That said, a sleep-in on Saturday morning was almost compulsory. An energetic walk to the far end of town for breakfast was well-rewarded with good standard NZ fare in abundance (Vivace, thank you) followed by more walking through the "entertainment precincts" of Manners Mall, Cuba St mall, and the near eastern end of "town". In between times we thought we should go have a look through parts of Te Papa that we may not yet have seen. We got no further than the main foyer where there were people presenting and celebrating PRC's 60th birthday. That made for a couple of interesting hours between lunch and heading back to the hotel. There ensued a fairly serious discussion on food for the evening meal given that a) we were pretty near broke; b) travelling back to Auckland the next day; c) still felt well fed from the previous evening; d) wanted something fairly simple to eat.... and ended up selecting Habibie, a "Lebanese" restaurant in the entertainment district we had frequented during the day. An enjoyable meal with friendly staff for a very reasonable $75 including a glass of wine.

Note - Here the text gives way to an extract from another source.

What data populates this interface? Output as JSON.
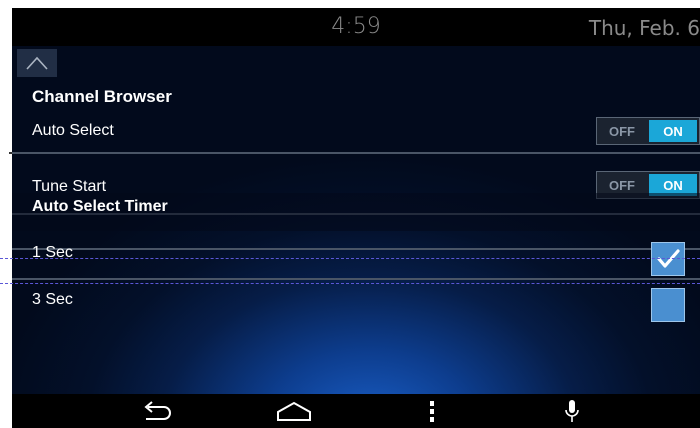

Sunday. A day of rest for some. A day of worship for others. For us it was up at 6a.m., no breakfast, and taxi to the rail station. Rather than travel by silver budgie back to Auckland and then spend the rest of the day doing chores we had decided that we would take the silver dinosaur (in the form of The Overlander) and spend some 12 hours watching the scenery passing by at close range as against 4 miles down. There was an element of trepidation in this because the weather had been so foul as to likely preclude any interesting scenery but we were most lucky.
The mountains were magnificent. The greens in the bush and fields were straight from McCahon.

To add to the attraction was the addition of truly dinosaur propulsion between Fielding and Taihape in the form of a WAB 4-6-2 steam locomotive. What is more it was fed with real live dirty COAL.

Lunchtime at Ohakune...
It was a very tired probligo and wife who were met at Britomart just after 8 that evening by a rather lost but definitely not prodigal number one son who kindly completed the circle for us back to Howick.


T. F. Stern said...

Congratulations to you and your spouse on your 40th anniversary. You must be looking forward to spending your entire life with this one special person; if you could, would you extend that to include the eternities?

The probligo said...

Hmmm, trick question...

As a concept, "the eternities" could be taken in the mythological sense that you mean.

The concept does also have a scientific sense which for me I can seriously answer "Yes" to.

That "Yes" is taking the idea that something of me and she will survive in some form for a small while yet.

In the form of DNA, hers will outlast me because every one of my and her daughters daughters will pass on her mitochondrial dna for a start.

In my case the dna will gradually dilute as members of the line from me marry out/procreate into other dna lines. Probably a good thing. The odd throwback to a probligo should be enough to keep the family on its toes.

Most of the atoms in my body will be replaced if I last another 25 years. There might be a few laggards hanging about... Will they survive "an eternity"? I think that the half-life of a proton is some lengthy time (say 1,000 years. There is a better than Schroedinger's cat's chance that one or two might see the end of days. Will they remember the probligo? Problinot.

Then there is the vexing problem of measuring "eternities" as well. I think that after a few hundred thousand years, I would be frantically sick of my own company. Certainly the boredom would have set in a long time prior. What is the current estimate for the life of the universe? Assuming that "big bang" leads to "big crunch" and there is increasing doubt it will it seems.

TF, thanks for the thought. Now, I gotta go pull myself out of the depression. RRRGGNNNHH, YYYTTTRRRGGG!. GGGRRRRRaaaaHUH!.